[Website and app data records]

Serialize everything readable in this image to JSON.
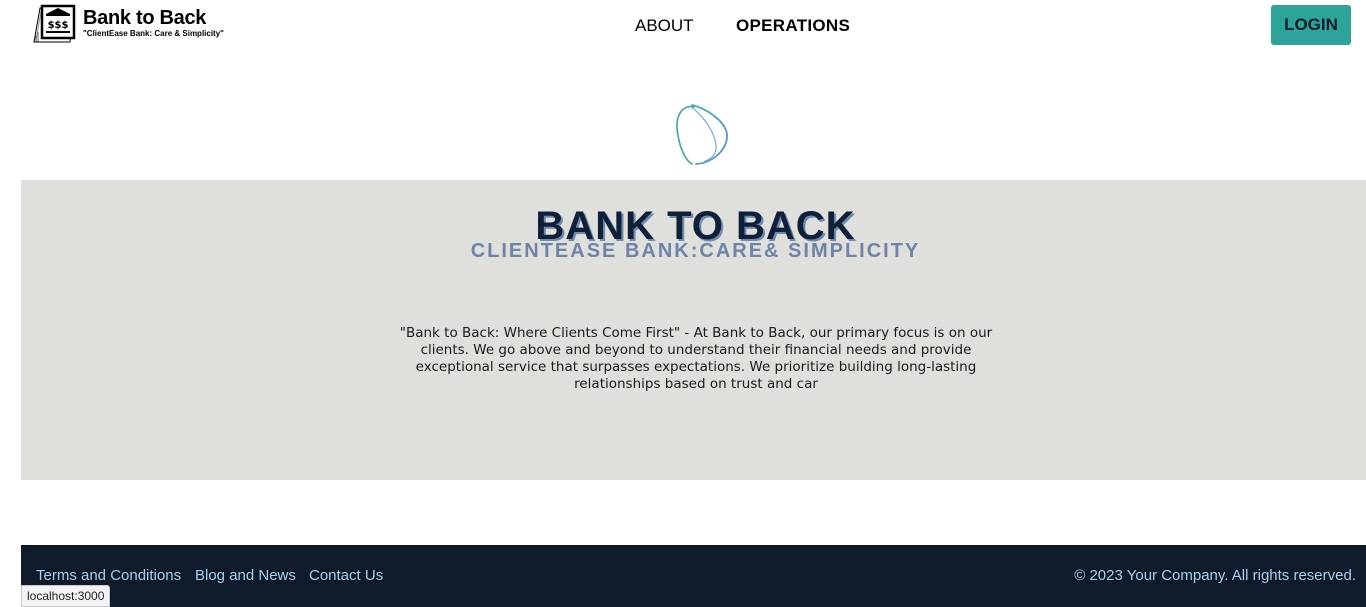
{
  "header": {
    "logo_title": "Bank to Back",
    "logo_tagline": "\"ClientEase Bank:  Care & Simplicity\"",
    "nav": [
      {
        "label": "ABOUT"
      },
      {
        "label": "OPERATIONS"
      }
    ],
    "login_label": "LOGIN",
    "accent_color": "#2ea39a"
  },
  "hero": {
    "title": "BANK TO BACK",
    "subtitle": "CLIENTEASE BANK:CARE& SIMPLICITY",
    "description": "\"Bank to Back: Where Clients Come First\" - At Bank to Back, our primary focus is on our clients. We go above and beyond to understand their financial needs and provide exceptional service that surpasses expectations. We prioritize building long-lasting relationships based on trust and car",
    "background_color": "#dfdfdb"
  },
  "footer": {
    "links": [
      {
        "label": "Terms and Conditions"
      },
      {
        "label": "Blog and News"
      },
      {
        "label": "Contact Us"
      }
    ],
    "copyright": "© 2023 Your Company. All rights reserved.",
    "background_color": "#0f1b2a"
  },
  "browser": {
    "status_url": "localhost:3000"
  },
  "icons": {
    "logo": "bank-building-dollar-icon",
    "loader": "spinner-icon"
  }
}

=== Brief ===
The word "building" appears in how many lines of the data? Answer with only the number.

=== Solution below ===
2